He was walking a block or so ahead of me wearing a bright orange O's jersey. There are train tracks separating the Casino and M&T Bank Stadium (where the Raven's play). Every once in a while, the CSX Train comes by . . . for, like, 15 minutes. This was one of those occasions. When I approached the tracks, the guy was leaning against the side of a building adjacent from the tracks. His jersey was totally unbuttoned. And he was drinking from a red solo cup. He was clearly hammered. Perhaps he had been at the casino all night? Who knows. And, there were a few older people on the other side of the street, who were also walking to the game and waiting for the train to pass. And there were a handful of cars lined up at the crossing . . . waiting. The train was a standard csx . . . long; obviously. And hauling a variety of cars. Every now and then, an empty flat bed car would pass. If you can't picture it, this is what I'm referring to:
So, after 5 minutes or so, drunk dude starts into a trot, heading towards the tracks, as another flatbed car approaches. It takes my brain a second to comprehend that this idiot is going to try and hop the MOVING fright train. I don't need to see anyone die on a Sunday morning walk to the ballpark. Particularly not when I'm the closest person to the wreck. But here this fucktard goes . . . He picks up speed . . . sizes up the car . . . and makes a leap. SMACK. He does not make it. While I was half turning away from the scene, it appeared as though he did not jump high enough, and maybe caught his shins on the side of the platform. In any event, he "luckily" feel directly backwards, landing on his back, and NOT underneath the train. The older couple on the other side of the street let out a high-pitched shriek. A woman in one of the cars watched . . . mouth agape . . . Dude, still on the ground, yells something about how he would have made it if he hadn't of tried to "save his solo cup." Dude gets up, dusts himself off, and retreats a bit from the tracks. But then, a few brief moments later, another flatbed car approaches, and he prepares TO TRY AGAIN. I Can't. Fucken. Look. This is not how I want to start a relaxing Sunday of baseball. I actually start walking the other direction back towards the casino . . . like, in case he misses again and gets a leg severed, maybe someone else will respond to him first if I'm not facing that direction. Ears open; I don't hear any screams of horror. A few moments later, I turn and look back. Dude appears on the other side of the tracks. Unharmed. Who knows . . . I guess he was an important guy and had places to be on a Sunday morning. Perhaps he did not want to miss noon church service. In any event, I'd be lying if I didn't admit the entire incident rattled me. I don't like blood and such. And, if someone wants to kill themselves, I'd prefer they do it when I'm not around. This had all the makings of a disaster. Fortunately, this clown beat the laws of Darwinism on a sunny Sunday morning.

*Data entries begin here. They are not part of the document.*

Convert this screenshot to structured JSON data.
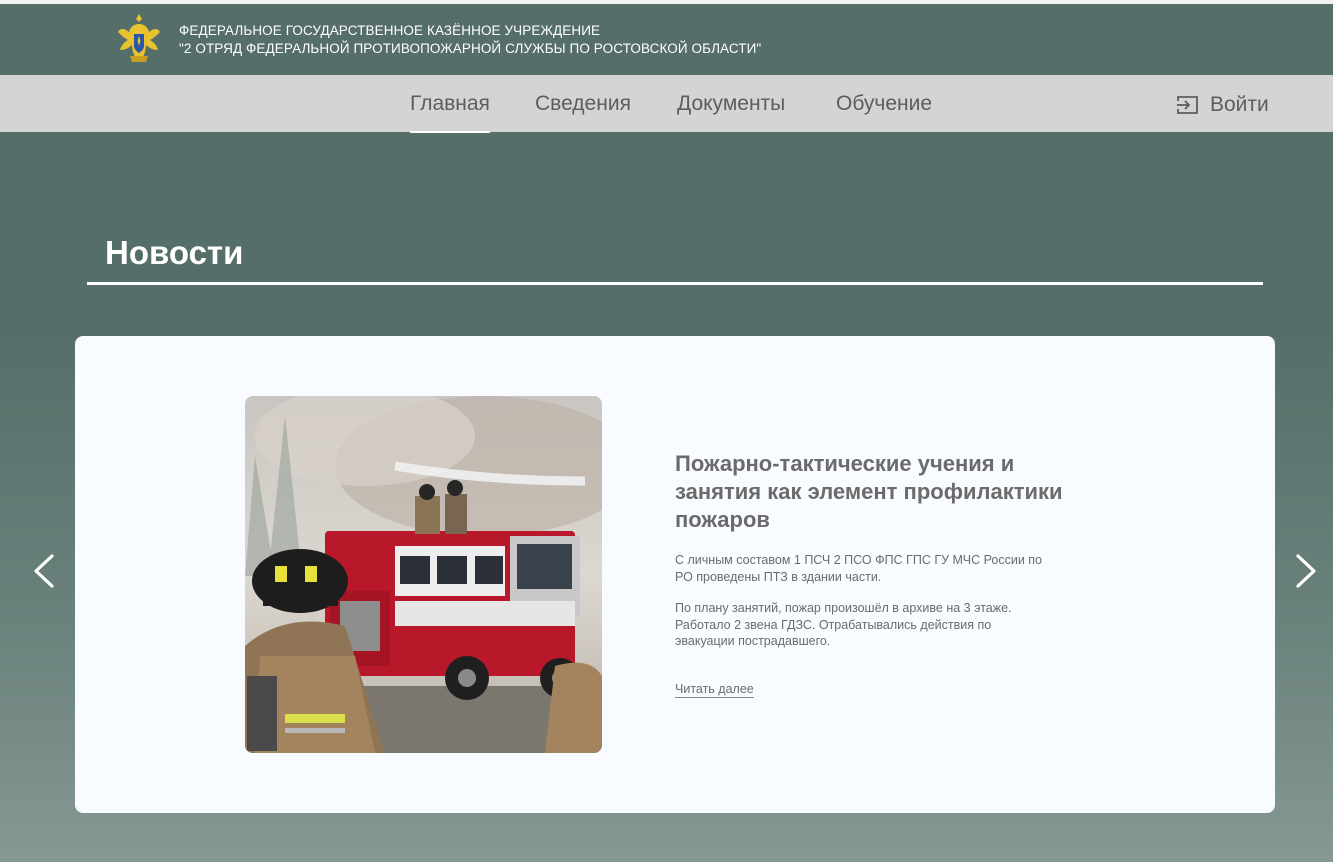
{
  "header": {
    "org_line1": "ФЕДЕРАЛЬНОЕ ГОСУДАРСТВЕННОЕ КАЗЁННОЕ УЧРЕЖДЕНИЕ",
    "org_line2": "\"2 ОТРЯД ФЕДЕРАЛЬНОЙ ПРОТИВОПОЖАРНОЙ СЛУЖБЫ ПО РОСТОВСКОЙ ОБЛАСТИ\"",
    "emblem_icon": "emchs-emblem-icon"
  },
  "nav": {
    "items": [
      {
        "label": "Главная",
        "active": true
      },
      {
        "label": "Сведения",
        "active": false
      },
      {
        "label": "Документы",
        "active": false
      },
      {
        "label": "Обучение",
        "active": false
      }
    ],
    "login_label": "Войти",
    "login_icon": "login-icon"
  },
  "news": {
    "section_title": "Новости",
    "current": {
      "title": "Пожарно-тактические учения и занятия как элемент профилактики пожаров",
      "paragraph1": "С личным составом 1 ПСЧ 2 ПСО ФПС ГПС ГУ МЧС России по РО проведены ПТЗ в здании части.",
      "paragraph2": "По плану занятий, пожар произошёл в архиве на 3 этаже. Работало 2 звена ГДЗС. Отрабатывались действия по эвакуации пострадавшего.",
      "read_more": "Читать далее",
      "image": "firefighters-fire-truck-photo"
    },
    "prev_icon": "chevron-left-icon",
    "next_icon": "chevron-right-icon"
  },
  "colors": {
    "header_bg": "#566e69",
    "nav_bg": "#d4d4d4",
    "card_bg": "#f8fbff",
    "text_gray": "#6b6b6b"
  }
}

Field level for game three of the series -- a decent match up (in theory) between Marcus Strohman and Chris Tillman:
A pitchers duel was not, however, on the menu as Strohman lasted his shortest outing of the year; and Tillman was just barely better. It was nice to see the O's bounce back from last weekend's drubbing in Toronto. Given how bad the Mets look, it's nice to be able to root for a winner.
Next weekend, the Rays are in town for a 4-game series (playing two Saturday). As of now, I plan on heading back to catch Saturday night's and Sunday's games. #Bases